§ Assignment
Show every line in the entries below where the word "icon" appears.

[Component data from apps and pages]
= = =

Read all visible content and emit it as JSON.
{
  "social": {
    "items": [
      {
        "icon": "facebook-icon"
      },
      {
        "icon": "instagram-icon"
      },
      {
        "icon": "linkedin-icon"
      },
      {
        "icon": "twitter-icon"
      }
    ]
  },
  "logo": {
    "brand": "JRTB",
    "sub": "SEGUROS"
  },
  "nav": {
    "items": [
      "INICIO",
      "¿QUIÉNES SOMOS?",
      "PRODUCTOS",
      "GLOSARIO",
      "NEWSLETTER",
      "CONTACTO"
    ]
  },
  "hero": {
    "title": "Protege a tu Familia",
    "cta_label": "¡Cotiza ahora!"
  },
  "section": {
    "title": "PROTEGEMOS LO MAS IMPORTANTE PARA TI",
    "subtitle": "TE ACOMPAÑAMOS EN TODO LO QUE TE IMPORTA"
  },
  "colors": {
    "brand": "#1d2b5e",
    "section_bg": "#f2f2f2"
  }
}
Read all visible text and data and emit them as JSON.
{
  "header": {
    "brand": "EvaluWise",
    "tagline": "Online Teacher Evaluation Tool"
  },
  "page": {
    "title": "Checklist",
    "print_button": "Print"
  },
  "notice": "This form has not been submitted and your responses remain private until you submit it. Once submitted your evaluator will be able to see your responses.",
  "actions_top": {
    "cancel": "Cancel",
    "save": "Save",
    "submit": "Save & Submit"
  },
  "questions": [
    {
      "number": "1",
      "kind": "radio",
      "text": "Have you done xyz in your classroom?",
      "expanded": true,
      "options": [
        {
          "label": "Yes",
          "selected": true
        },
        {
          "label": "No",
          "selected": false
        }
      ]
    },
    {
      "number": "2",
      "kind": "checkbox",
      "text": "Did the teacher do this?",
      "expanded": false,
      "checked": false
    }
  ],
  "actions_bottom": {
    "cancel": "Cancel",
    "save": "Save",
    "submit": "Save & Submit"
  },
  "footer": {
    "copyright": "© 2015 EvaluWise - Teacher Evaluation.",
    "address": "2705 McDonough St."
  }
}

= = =

§ Answer box
        "icon": "facebook-icon"
        "icon": "instagram-icon"
        "icon": "linkedin-icon"
        "icon": "twitter-icon"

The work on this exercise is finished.